Top of Supplied entries

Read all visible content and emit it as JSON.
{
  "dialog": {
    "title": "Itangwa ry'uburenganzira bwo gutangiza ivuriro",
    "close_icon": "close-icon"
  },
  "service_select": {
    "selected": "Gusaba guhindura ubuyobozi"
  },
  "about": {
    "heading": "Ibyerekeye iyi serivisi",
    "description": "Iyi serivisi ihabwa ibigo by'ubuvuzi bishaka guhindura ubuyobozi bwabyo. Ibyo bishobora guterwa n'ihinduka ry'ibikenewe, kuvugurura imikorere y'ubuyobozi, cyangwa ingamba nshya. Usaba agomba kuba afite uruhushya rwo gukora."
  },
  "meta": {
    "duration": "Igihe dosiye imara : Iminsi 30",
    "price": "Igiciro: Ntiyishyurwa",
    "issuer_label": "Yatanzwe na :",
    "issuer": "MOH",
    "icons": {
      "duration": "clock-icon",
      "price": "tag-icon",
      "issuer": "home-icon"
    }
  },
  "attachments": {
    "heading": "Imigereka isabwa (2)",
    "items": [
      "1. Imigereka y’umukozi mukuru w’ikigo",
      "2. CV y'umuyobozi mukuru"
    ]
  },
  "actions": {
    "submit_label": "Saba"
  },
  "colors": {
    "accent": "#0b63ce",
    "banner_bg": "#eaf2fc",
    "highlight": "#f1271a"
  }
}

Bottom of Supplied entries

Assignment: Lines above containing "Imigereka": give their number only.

Task response: 2